Page 2879 - Week 09 - Thursday, 13 August 2015

Next page . . . . Previous page . . . . Speeches . . . . Contents . . . . Debates(HTML) . . . . PDF . . . . Video

Training Directorate. This new model was designed to meet the ongoing complexities of the healthcare needs of children with special needs whilst ensuring appropriate utilisation of our nursing resources across all ACT schools. The model was based on national and international best practice.

During the pilot project an additional registered nurse was placed at Woden School to meet the needs of one student with the understanding that the placement would be renewed pending the outcome of the pilot project. The pilot project resulted in the development of the healthcare access at schools, or HAAS, model. The HAAS model was considered a contemporary and sustainable solution for students with healthcare needs that are greater than can be managed by the Environment and Training Directorate’s self-management plans and first-aid policy.

The HAAS model offers individualised care plans tailored to each student’s health needs developed by a registered nurse in partnership with parents and in consultation with other health professionals.
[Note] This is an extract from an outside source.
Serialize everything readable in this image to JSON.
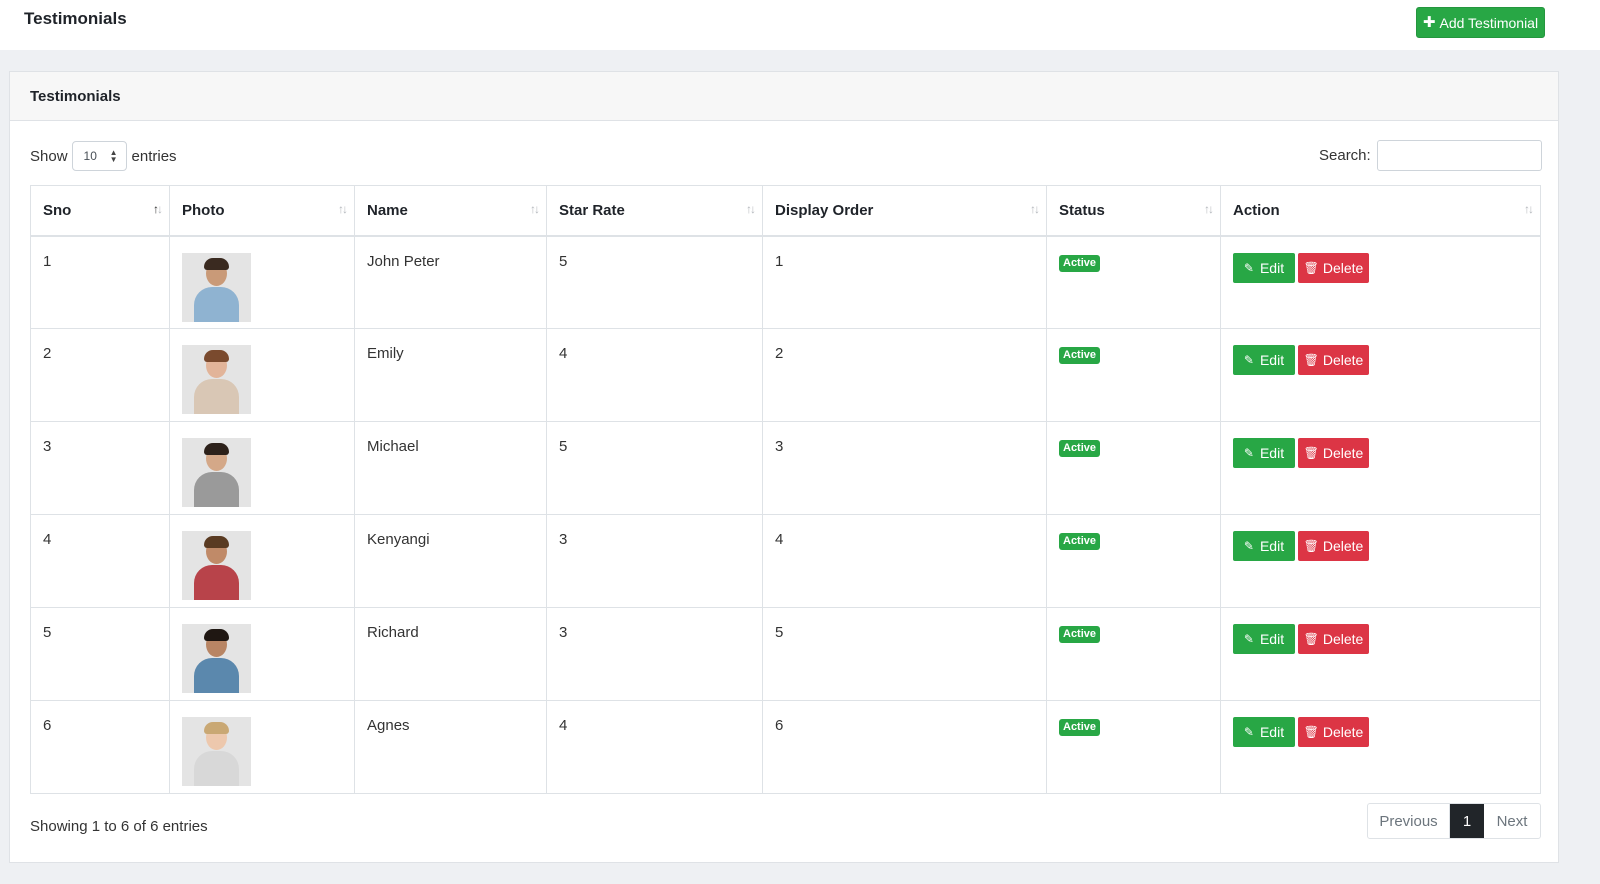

The HAAS model enables students to also receive healthcare support from learning support assistants who are already involved in classroom care of the student.

The LSAs were to be trained and assessed as competent in undertaking the health procedures by a registered nurse. The HAAS model proposed that nurses with higher level competency, level 2, be employed rather than the level 1 nurses under the existing specialist school nurse model. This was to account for the expanding role of the nurse from a focus only on providing care to a student to also providing healthcare education and training to the LSA and assessment.

Early in 2014 the former Minister Gallagher and Minister Burch agreed to transition from the specialist school nurse model to the HAAS model. This was to be implemented in both specialist and mainstream schools. As a result, over the year children with chronic and complex healthcare needs in mainstream schools were transitioned into the HAAS model.

Black Mountain and Woden schools were identified as the first two specialist schools that would transition to the HAAS model for the 2015 academic year. During the second half of 2014 students’ care needs were assessed, care plans developed and LSAs trained in preparation. In reality the one child with chronic and complex healthcare needs at Woden School was transitioned in the last term of last year.

In line with the HAAS model, the level 1 nurses—two at Black Mountain and one at Woden School—were replaced by two level 2 nurses serving Black Mountain, Woden and the mainstream schools. The role and number of LSAs was also expanded. Malkara and Cranleigh specialist schools did not transition to the HAAS model and currently provide health care to students under the specialist school nurse model—that is, they each currently have a dedicated level 1 registered nurse.

Early at the beginning of this school year concerns were raised by specialist school communities, including parents and unions, about the implementation of the HAAS model. Concerns related to the impact of the changes on the school’s capacity to respond to first aid or unexpected health incidents in the absence of a site-based nurse,

Next page . . . . Previous page . . . . Speeches . . . . Contents . . . . Debates(HTML) . . . . PDF . . . . Video